**** Extracted entries

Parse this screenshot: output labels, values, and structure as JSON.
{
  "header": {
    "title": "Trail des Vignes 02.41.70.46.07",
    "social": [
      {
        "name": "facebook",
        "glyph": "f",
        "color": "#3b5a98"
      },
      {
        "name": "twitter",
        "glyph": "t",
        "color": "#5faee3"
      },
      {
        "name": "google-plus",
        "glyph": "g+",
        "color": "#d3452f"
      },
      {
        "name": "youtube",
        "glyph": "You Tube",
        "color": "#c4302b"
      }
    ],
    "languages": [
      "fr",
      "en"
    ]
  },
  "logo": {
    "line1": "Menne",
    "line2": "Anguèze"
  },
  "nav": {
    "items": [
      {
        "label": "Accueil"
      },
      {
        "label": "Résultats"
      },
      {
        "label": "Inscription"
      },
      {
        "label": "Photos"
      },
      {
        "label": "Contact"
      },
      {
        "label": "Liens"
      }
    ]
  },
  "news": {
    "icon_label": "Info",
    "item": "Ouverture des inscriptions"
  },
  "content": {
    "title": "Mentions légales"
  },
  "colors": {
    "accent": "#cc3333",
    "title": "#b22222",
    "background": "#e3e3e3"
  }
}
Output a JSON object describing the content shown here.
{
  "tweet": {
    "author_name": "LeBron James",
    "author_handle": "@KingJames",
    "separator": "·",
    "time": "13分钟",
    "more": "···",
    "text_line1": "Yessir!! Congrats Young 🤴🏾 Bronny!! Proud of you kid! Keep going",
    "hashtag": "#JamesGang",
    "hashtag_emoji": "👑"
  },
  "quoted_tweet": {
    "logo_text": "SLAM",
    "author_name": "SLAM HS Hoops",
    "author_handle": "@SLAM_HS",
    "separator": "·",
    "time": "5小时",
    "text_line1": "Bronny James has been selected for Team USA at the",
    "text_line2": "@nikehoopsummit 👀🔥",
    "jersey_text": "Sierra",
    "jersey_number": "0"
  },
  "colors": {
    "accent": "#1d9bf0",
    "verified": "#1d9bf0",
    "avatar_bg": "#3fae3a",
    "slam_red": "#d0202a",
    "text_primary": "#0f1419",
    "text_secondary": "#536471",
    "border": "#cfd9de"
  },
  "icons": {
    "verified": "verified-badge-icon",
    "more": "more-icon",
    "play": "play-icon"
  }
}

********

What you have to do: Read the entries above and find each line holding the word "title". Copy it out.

Task result:
    "title": "Trail des Vignes 02.41.70.46.07",
    "title": "Mentions légales"
    "title": "#b22222",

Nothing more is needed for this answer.